[Records from a data source]
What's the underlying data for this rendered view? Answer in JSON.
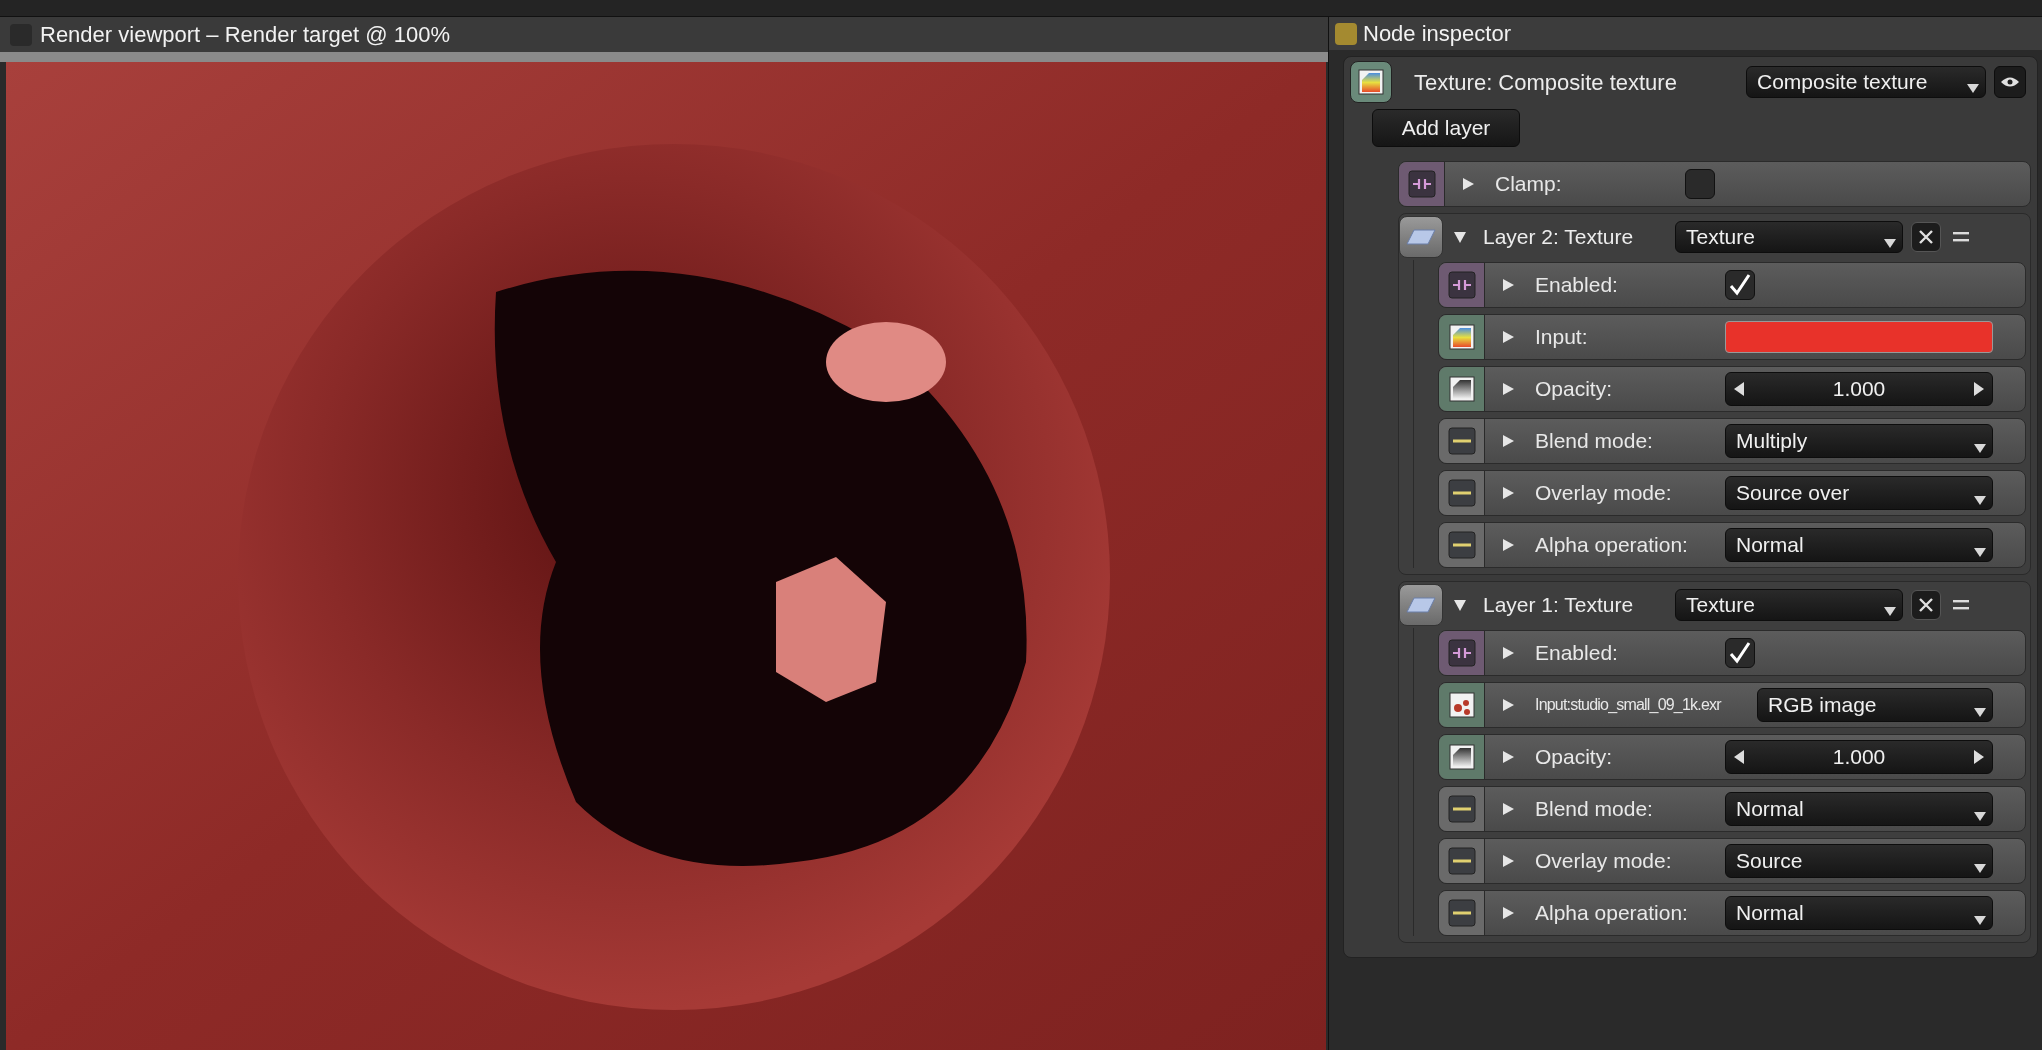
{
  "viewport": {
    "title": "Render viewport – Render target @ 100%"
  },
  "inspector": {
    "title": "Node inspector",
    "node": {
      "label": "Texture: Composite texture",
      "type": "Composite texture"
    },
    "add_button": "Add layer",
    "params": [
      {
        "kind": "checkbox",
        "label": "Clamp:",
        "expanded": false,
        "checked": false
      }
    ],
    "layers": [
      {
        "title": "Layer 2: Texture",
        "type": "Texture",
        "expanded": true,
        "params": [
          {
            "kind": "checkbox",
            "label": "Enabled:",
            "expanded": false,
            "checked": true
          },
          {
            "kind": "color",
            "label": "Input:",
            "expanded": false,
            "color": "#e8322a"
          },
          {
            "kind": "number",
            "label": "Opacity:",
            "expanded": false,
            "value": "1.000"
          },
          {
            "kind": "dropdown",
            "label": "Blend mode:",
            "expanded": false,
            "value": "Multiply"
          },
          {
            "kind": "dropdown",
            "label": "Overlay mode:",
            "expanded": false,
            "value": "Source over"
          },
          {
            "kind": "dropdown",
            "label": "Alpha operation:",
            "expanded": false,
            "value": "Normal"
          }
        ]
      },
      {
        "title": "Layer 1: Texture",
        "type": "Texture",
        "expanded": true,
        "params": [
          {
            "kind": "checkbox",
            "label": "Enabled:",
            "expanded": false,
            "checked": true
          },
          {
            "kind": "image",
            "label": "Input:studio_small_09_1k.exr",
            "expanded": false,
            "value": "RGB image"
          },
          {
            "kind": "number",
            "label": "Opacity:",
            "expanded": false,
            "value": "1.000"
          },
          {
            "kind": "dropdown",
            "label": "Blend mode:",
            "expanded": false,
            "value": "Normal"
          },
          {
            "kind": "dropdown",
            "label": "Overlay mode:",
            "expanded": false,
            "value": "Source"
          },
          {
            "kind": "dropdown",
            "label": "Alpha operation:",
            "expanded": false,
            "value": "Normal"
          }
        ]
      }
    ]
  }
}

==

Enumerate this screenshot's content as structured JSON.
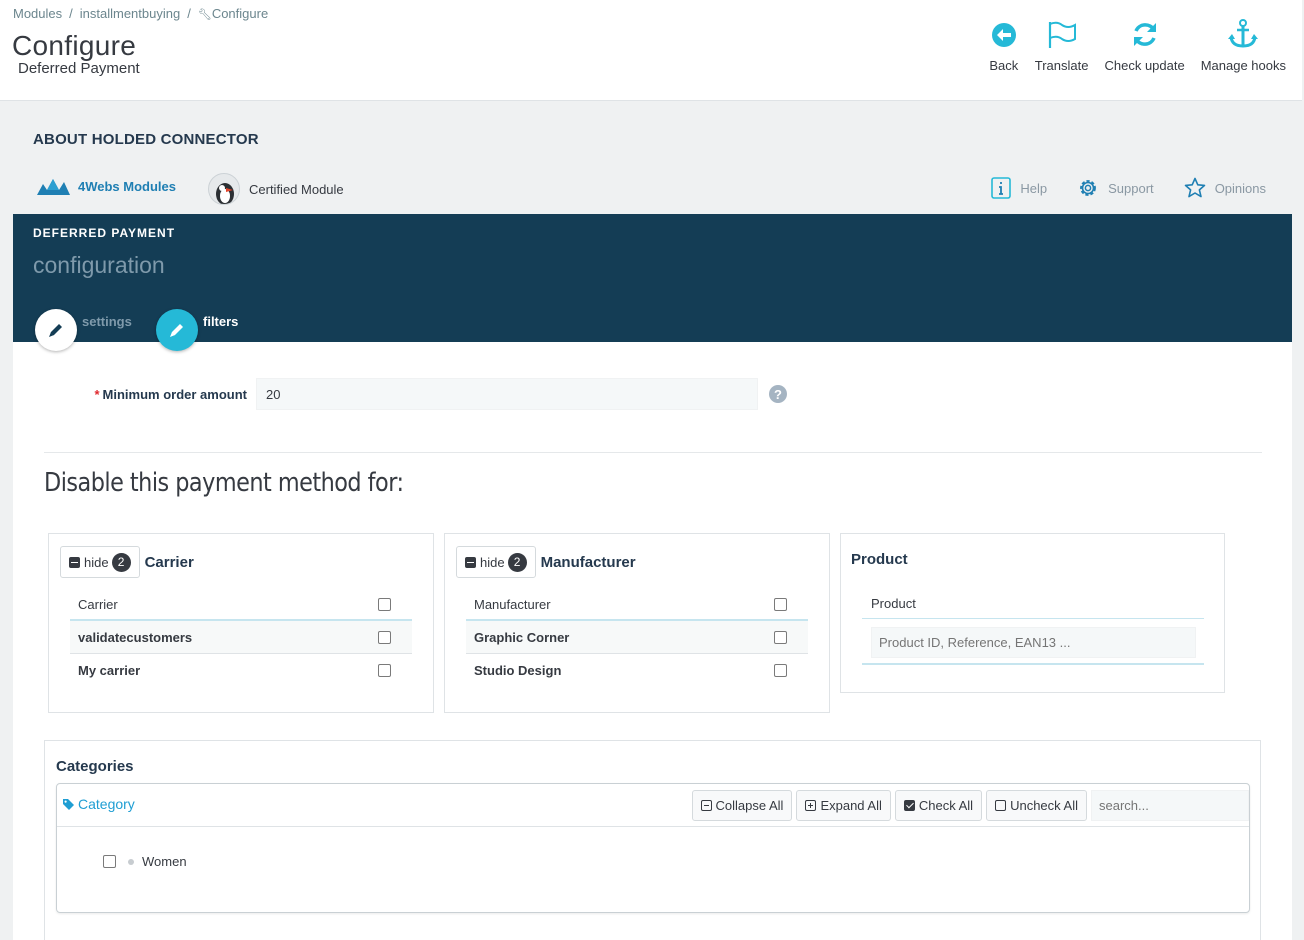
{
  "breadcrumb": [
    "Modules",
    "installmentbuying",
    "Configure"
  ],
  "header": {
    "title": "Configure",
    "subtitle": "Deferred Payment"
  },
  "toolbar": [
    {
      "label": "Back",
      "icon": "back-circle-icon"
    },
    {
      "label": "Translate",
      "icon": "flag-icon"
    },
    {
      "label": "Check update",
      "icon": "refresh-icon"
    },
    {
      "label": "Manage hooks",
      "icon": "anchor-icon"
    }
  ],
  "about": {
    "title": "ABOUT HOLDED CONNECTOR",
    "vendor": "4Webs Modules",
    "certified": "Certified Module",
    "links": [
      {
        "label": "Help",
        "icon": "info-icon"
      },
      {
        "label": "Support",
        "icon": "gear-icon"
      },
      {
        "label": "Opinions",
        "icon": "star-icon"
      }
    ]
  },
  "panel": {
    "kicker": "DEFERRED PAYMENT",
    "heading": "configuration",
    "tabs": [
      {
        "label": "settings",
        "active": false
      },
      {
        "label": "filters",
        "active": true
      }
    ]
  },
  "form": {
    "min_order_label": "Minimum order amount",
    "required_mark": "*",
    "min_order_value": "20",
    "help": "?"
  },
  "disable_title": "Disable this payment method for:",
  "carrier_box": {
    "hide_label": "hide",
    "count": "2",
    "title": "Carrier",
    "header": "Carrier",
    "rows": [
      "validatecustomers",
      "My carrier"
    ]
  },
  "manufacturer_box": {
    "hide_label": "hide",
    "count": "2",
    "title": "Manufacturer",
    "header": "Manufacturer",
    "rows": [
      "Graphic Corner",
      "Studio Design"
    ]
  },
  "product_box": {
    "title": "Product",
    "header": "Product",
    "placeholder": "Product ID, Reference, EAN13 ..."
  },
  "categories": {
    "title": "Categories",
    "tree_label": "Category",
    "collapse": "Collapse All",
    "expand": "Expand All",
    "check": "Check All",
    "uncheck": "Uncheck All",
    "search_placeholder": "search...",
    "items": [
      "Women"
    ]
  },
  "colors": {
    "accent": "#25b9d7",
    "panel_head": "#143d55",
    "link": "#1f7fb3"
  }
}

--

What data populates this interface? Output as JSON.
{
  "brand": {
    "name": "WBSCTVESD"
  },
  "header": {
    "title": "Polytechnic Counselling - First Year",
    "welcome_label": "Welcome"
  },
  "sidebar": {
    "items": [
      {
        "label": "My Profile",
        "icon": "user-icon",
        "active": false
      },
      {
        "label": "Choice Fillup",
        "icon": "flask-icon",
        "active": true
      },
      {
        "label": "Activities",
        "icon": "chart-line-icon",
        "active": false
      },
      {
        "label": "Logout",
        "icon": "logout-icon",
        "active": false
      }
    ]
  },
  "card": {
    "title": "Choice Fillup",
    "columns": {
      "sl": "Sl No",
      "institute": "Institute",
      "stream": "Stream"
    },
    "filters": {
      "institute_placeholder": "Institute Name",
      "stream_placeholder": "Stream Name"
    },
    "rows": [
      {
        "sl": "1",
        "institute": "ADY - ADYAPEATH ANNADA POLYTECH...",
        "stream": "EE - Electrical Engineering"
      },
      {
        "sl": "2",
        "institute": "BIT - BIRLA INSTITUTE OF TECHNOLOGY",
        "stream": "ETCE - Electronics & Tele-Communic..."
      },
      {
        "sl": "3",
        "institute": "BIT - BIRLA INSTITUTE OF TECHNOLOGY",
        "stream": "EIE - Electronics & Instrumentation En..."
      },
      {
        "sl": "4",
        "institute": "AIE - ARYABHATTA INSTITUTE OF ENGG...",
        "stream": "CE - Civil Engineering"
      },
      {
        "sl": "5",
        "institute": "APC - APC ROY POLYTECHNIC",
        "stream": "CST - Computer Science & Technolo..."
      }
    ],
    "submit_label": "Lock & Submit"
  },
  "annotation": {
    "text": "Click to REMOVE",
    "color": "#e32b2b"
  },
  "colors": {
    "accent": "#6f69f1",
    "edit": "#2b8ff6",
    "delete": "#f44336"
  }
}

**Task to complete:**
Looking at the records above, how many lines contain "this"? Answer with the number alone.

**Your response:**
4